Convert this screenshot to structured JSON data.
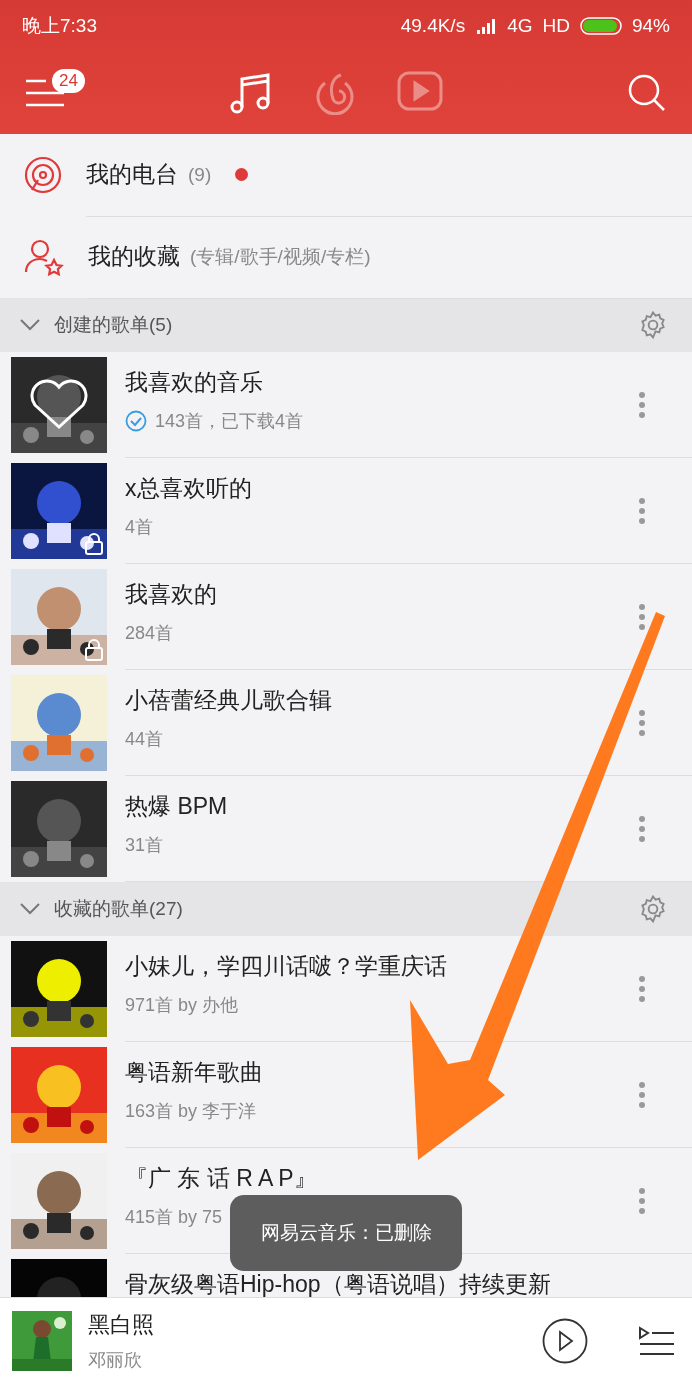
{
  "status_bar": {
    "time": "晚上7:33",
    "speed": "49.4K/s",
    "network": "4G",
    "hd": "HD",
    "battery": "94%"
  },
  "toolbar": {
    "badge": "24",
    "tabs": [
      {
        "kind": "music",
        "selected": true
      },
      {
        "kind": "radio",
        "selected": false
      },
      {
        "kind": "video",
        "selected": false
      }
    ]
  },
  "menu": [
    {
      "kind": "radio",
      "label": "我的电台",
      "note": "(9)",
      "new": true
    },
    {
      "kind": "collect",
      "label": "我的收藏",
      "note": "(专辑/歌手/视频/专栏)",
      "new": false
    }
  ],
  "sections": [
    {
      "title": "创建的歌单(5)",
      "expanded": true,
      "playlists": [
        {
          "title": "我喜欢的音乐",
          "sub": "143首，已下载4首",
          "downloaded": true,
          "locked": false,
          "heart": true
        },
        {
          "title": "x总喜欢听的",
          "sub": "4首",
          "downloaded": false,
          "locked": true,
          "heart": false
        },
        {
          "title": "我喜欢的",
          "sub": "284首",
          "downloaded": false,
          "locked": true,
          "heart": false
        },
        {
          "title": "小蓓蕾经典儿歌合辑",
          "sub": "44首",
          "downloaded": false,
          "locked": false,
          "heart": false
        },
        {
          "title": "热爆 BPM",
          "sub": "31首",
          "downloaded": false,
          "locked": false,
          "heart": false
        }
      ]
    },
    {
      "title": "收藏的歌单(27)",
      "expanded": true,
      "playlists": [
        {
          "title": "小妹儿，学四川话啵？学重庆话",
          "sub": "971首 by 办他",
          "downloaded": false,
          "locked": false,
          "heart": false
        },
        {
          "title": "粤语新年歌曲",
          "sub": "163首 by 李于洋",
          "downloaded": false,
          "locked": false,
          "heart": false
        },
        {
          "title": "『广 东 话 R A P』",
          "sub": "415首 by 75",
          "downloaded": false,
          "locked": false,
          "heart": false
        },
        {
          "title": "骨灰级粤语Hip-hop（粤语说唱）持续更新",
          "downloaded": false,
          "locked": false,
          "heart": false
        }
      ]
    }
  ],
  "toast": "网易云音乐：已删除",
  "player": {
    "song": "黑白照",
    "artist": "邓丽欣"
  }
}
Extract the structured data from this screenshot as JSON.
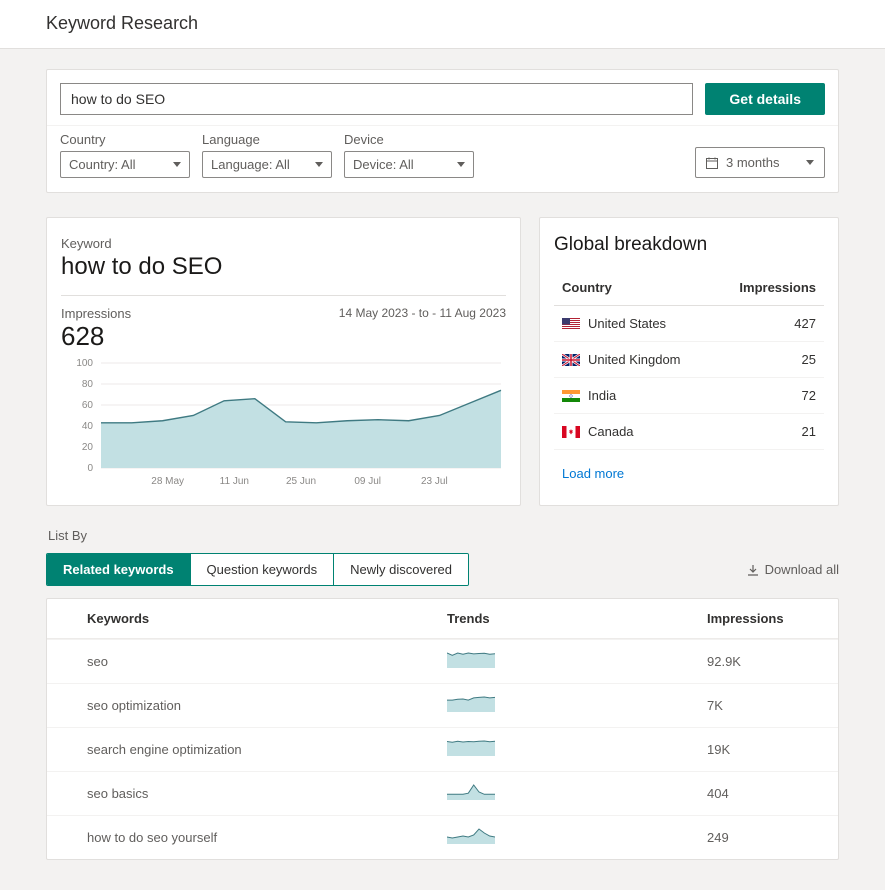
{
  "page_title": "Keyword Research",
  "search": {
    "value": "how to do SEO",
    "button": "Get details"
  },
  "filters": {
    "country": {
      "label": "Country",
      "value": "Country: All"
    },
    "language": {
      "label": "Language",
      "value": "Language: All"
    },
    "device": {
      "label": "Device",
      "value": "Device: All"
    },
    "date_range_value": "3 months"
  },
  "keyword_card": {
    "label": "Keyword",
    "value": "how to do SEO",
    "impressions_label": "Impressions",
    "impressions_value": "628",
    "date_range_text": "14 May 2023 - to - 11 Aug 2023"
  },
  "chart_data": {
    "type": "area",
    "title": "Impressions",
    "xlabel": "",
    "ylabel": "",
    "ylim": [
      0,
      100
    ],
    "y_ticks": [
      0,
      20,
      40,
      60,
      80,
      100
    ],
    "x_tick_labels": [
      "28 May",
      "11 Jun",
      "25 Jun",
      "09 Jul",
      "23 Jul"
    ],
    "x": [
      "14 May",
      "21 May",
      "28 May",
      "04 Jun",
      "11 Jun",
      "18 Jun",
      "25 Jun",
      "02 Jul",
      "09 Jul",
      "16 Jul",
      "23 Jul",
      "30 Jul",
      "06 Aug",
      "11 Aug"
    ],
    "values": [
      43,
      43,
      45,
      50,
      64,
      66,
      44,
      43,
      45,
      46,
      45,
      50,
      62,
      74
    ],
    "fill_color": "#c2e0e3",
    "line_color": "#3f7a82"
  },
  "breakdown": {
    "title": "Global breakdown",
    "col1": "Country",
    "col2": "Impressions",
    "rows": [
      {
        "country": "United States",
        "flag": "us",
        "impressions": "427"
      },
      {
        "country": "United Kingdom",
        "flag": "gb",
        "impressions": "25"
      },
      {
        "country": "India",
        "flag": "in",
        "impressions": "72"
      },
      {
        "country": "Canada",
        "flag": "ca",
        "impressions": "21"
      }
    ],
    "load_more": "Load more"
  },
  "list_by": {
    "label": "List By",
    "tabs": [
      "Related keywords",
      "Question keywords",
      "Newly discovered"
    ],
    "active_tab": 0,
    "download_label": "Download all"
  },
  "results": {
    "col_keywords": "Keywords",
    "col_trends": "Trends",
    "col_impressions": "Impressions",
    "rows": [
      {
        "keyword": "seo",
        "impressions": "92.9K",
        "spark": [
          6,
          5,
          6,
          5.5,
          6,
          5.6,
          5.8,
          5.9,
          5.5,
          5.7
        ]
      },
      {
        "keyword": "seo optimization",
        "impressions": "7K",
        "spark": [
          5,
          5,
          5.4,
          5.5,
          5,
          6,
          6.2,
          6.4,
          6,
          6.2
        ]
      },
      {
        "keyword": "search engine optimization",
        "impressions": "19K",
        "spark": [
          5.5,
          5.2,
          5.6,
          5.3,
          5.5,
          5.4,
          5.6,
          5.7,
          5.4,
          5.6
        ]
      },
      {
        "keyword": "seo basics",
        "impressions": "404",
        "spark": [
          2,
          2,
          2,
          2,
          2.5,
          6,
          3,
          2,
          2,
          2
        ]
      },
      {
        "keyword": "how to do seo yourself",
        "impressions": "249",
        "spark": [
          3,
          2.5,
          3,
          3.5,
          3,
          4,
          7,
          5,
          3.5,
          3
        ]
      }
    ]
  }
}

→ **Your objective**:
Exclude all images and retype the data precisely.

→ **Solution to this task**:
Convert this screenshot to structured JSON data.
{
  "status_bar": {
    "time": "晚上7:33",
    "speed": "49.4K/s",
    "network": "4G",
    "hd": "HD",
    "battery": "94%"
  },
  "toolbar": {
    "badge": "24",
    "tabs": [
      {
        "kind": "music",
        "selected": true
      },
      {
        "kind": "radio",
        "selected": false
      },
      {
        "kind": "video",
        "selected": false
      }
    ]
  },
  "menu": [
    {
      "kind": "radio",
      "label": "我的电台",
      "note": "(9)",
      "new": true
    },
    {
      "kind": "collect",
      "label": "我的收藏",
      "note": "(专辑/歌手/视频/专栏)",
      "new": false
    }
  ],
  "sections": [
    {
      "title": "创建的歌单(5)",
      "expanded": true,
      "playlists": [
        {
          "title": "我喜欢的音乐",
          "sub": "143首，已下载4首",
          "downloaded": true,
          "locked": false,
          "heart": true
        },
        {
          "title": "x总喜欢听的",
          "sub": "4首",
          "downloaded": false,
          "locked": true,
          "heart": false
        },
        {
          "title": "我喜欢的",
          "sub": "284首",
          "downloaded": false,
          "locked": true,
          "heart": false
        },
        {
          "title": "小蓓蕾经典儿歌合辑",
          "sub": "44首",
          "downloaded": false,
          "locked": false,
          "heart": false
        },
        {
          "title": "热爆 BPM",
          "sub": "31首",
          "downloaded": false,
          "locked": false,
          "heart": false
        }
      ]
    },
    {
      "title": "收藏的歌单(27)",
      "expanded": true,
      "playlists": [
        {
          "title": "小妹儿，学四川话啵？学重庆话",
          "sub": "971首 by 办他",
          "downloaded": false,
          "locked": false,
          "heart": false
        },
        {
          "title": "粤语新年歌曲",
          "sub": "163首 by 李于洋",
          "downloaded": false,
          "locked": false,
          "heart": false
        },
        {
          "title": "『广 东 话 R A P』",
          "sub": "415首 by 75",
          "downloaded": false,
          "locked": false,
          "heart": false
        },
        {
          "title": "骨灰级粤语Hip-hop（粤语说唱）持续更新",
          "downloaded": false,
          "locked": false,
          "heart": false
        }
      ]
    }
  ],
  "toast": "网易云音乐：已删除",
  "player": {
    "song": "黑白照",
    "artist": "邓丽欣"
  }
}
Extract the structured data from this screenshot as JSON.
{
  "page_title": "Keyword Research",
  "search": {
    "value": "how to do SEO",
    "button": "Get details"
  },
  "filters": {
    "country": {
      "label": "Country",
      "value": "Country: All"
    },
    "language": {
      "label": "Language",
      "value": "Language: All"
    },
    "device": {
      "label": "Device",
      "value": "Device: All"
    },
    "date_range_value": "3 months"
  },
  "keyword_card": {
    "label": "Keyword",
    "value": "how to do SEO",
    "impressions_label": "Impressions",
    "impressions_value": "628",
    "date_range_text": "14 May 2023 - to - 11 Aug 2023"
  },
  "chart_data": {
    "type": "area",
    "title": "Impressions",
    "xlabel": "",
    "ylabel": "",
    "ylim": [
      0,
      100
    ],
    "y_ticks": [
      0,
      20,
      40,
      60,
      80,
      100
    ],
    "x_tick_labels": [
      "28 May",
      "11 Jun",
      "25 Jun",
      "09 Jul",
      "23 Jul"
    ],
    "x": [
      "14 May",
      "21 May",
      "28 May",
      "04 Jun",
      "11 Jun",
      "18 Jun",
      "25 Jun",
      "02 Jul",
      "09 Jul",
      "16 Jul",
      "23 Jul",
      "30 Jul",
      "06 Aug",
      "11 Aug"
    ],
    "values": [
      43,
      43,
      45,
      50,
      64,
      66,
      44,
      43,
      45,
      46,
      45,
      50,
      62,
      74
    ],
    "fill_color": "#c2e0e3",
    "line_color": "#3f7a82"
  },
  "breakdown": {
    "title": "Global breakdown",
    "col1": "Country",
    "col2": "Impressions",
    "rows": [
      {
        "country": "United States",
        "flag": "us",
        "impressions": "427"
      },
      {
        "country": "United Kingdom",
        "flag": "gb",
        "impressions": "25"
      },
      {
        "country": "India",
        "flag": "in",
        "impressions": "72"
      },
      {
        "country": "Canada",
        "flag": "ca",
        "impressions": "21"
      }
    ],
    "load_more": "Load more"
  },
  "list_by": {
    "label": "List By",
    "tabs": [
      "Related keywords",
      "Question keywords",
      "Newly discovered"
    ],
    "active_tab": 0,
    "download_label": "Download all"
  },
  "results": {
    "col_keywords": "Keywords",
    "col_trends": "Trends",
    "col_impressions": "Impressions",
    "rows": [
      {
        "keyword": "seo",
        "impressions": "92.9K",
        "spark": [
          6,
          5,
          6,
          5.5,
          6,
          5.6,
          5.8,
          5.9,
          5.5,
          5.7
        ]
      },
      {
        "keyword": "seo optimization",
        "impressions": "7K",
        "spark": [
          5,
          5,
          5.4,
          5.5,
          5,
          6,
          6.2,
          6.4,
          6,
          6.2
        ]
      },
      {
        "keyword": "search engine optimization",
        "impressions": "19K",
        "spark": [
          5.5,
          5.2,
          5.6,
          5.3,
          5.5,
          5.4,
          5.6,
          5.7,
          5.4,
          5.6
        ]
      },
      {
        "keyword": "seo basics",
        "impressions": "404",
        "spark": [
          2,
          2,
          2,
          2,
          2.5,
          6,
          3,
          2,
          2,
          2
        ]
      },
      {
        "keyword": "how to do seo yourself",
        "impressions": "249",
        "spark": [
          3,
          2.5,
          3,
          3.5,
          3,
          4,
          7,
          5,
          3.5,
          3
        ]
      }
    ]
  }
}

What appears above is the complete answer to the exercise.